» **The data**

- - - - -

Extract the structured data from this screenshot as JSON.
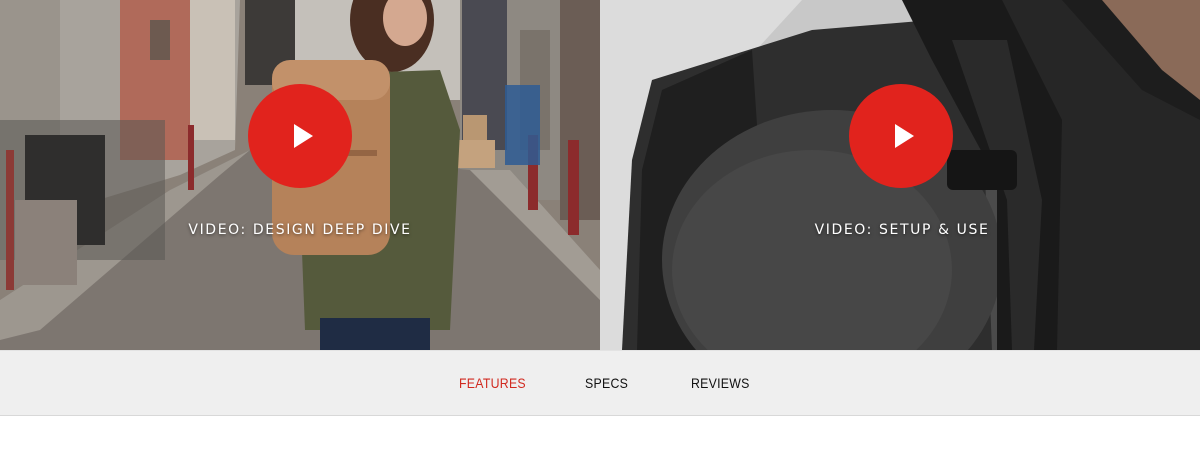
{
  "videos": [
    {
      "caption": "VIDEO: DESIGN DEEP DIVE",
      "play_icon": "play-icon"
    },
    {
      "caption": "VIDEO: SETUP & USE",
      "play_icon": "play-icon"
    }
  ],
  "tabs": [
    {
      "label": "FEATURES",
      "active": true
    },
    {
      "label": "SPECS",
      "active": false
    },
    {
      "label": "REVIEWS",
      "active": false
    }
  ],
  "colors": {
    "accent": "#e1231d",
    "active_tab": "#d12a20",
    "tab_bar": "#efefef"
  }
}
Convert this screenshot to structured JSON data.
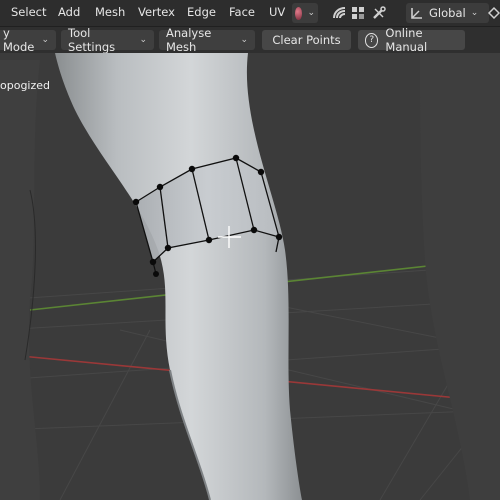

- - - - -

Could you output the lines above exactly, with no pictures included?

Extract the structured data from this screenshot as JSON.
{
  "videos": [
    {
      "caption": "VIDEO: DESIGN DEEP DIVE",
      "play_icon": "play-icon"
    },
    {
      "caption": "VIDEO: SETUP & USE",
      "play_icon": "play-icon"
    }
  ],
  "tabs": [
    {
      "label": "FEATURES",
      "active": true
    },
    {
      "label": "SPECS",
      "active": false
    },
    {
      "label": "REVIEWS",
      "active": false
    }
  ],
  "colors": {
    "accent": "#e1231d",
    "active_tab": "#d12a20",
    "tab_bar": "#efefef"
  }
}
Convert this screenshot to structured JSON data.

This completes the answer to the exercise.